**What you are asked to do:** Each entry below is to be copied out exactly and in full.

· · ·

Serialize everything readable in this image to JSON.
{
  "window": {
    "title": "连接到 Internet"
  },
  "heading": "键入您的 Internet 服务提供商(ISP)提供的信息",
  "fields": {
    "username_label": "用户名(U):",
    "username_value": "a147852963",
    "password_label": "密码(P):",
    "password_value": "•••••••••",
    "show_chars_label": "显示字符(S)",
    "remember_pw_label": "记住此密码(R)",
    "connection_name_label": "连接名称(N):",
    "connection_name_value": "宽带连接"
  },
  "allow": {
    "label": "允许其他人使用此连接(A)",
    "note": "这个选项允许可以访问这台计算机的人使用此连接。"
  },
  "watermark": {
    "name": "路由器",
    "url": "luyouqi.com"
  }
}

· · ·

**Exercise solution:**
Serialize everything readable in this image to JSON.
{
  "window": {
    "title": "连接到 Internet"
  },
  "heading": "键入您的 Internet 服务提供商(ISP)提供的信息",
  "fields": {
    "username_label": "用户名(U):",
    "username_value": "a147852963",
    "password_label": "密码(P):",
    "password_value": "•••••••••",
    "show_chars_label": "显示字符(S)",
    "remember_pw_label": "记住此密码(R)",
    "connection_name_label": "连接名称(N):",
    "connection_name_value": "宽带连接"
  },
  "allow": {
    "label": "允许其他人使用此连接(A)",
    "note": "这个选项允许可以访问这台计算机的人使用此连接。"
  },
  "watermark": {
    "name": "路由器",
    "url": "luyouqi.com"
  }
}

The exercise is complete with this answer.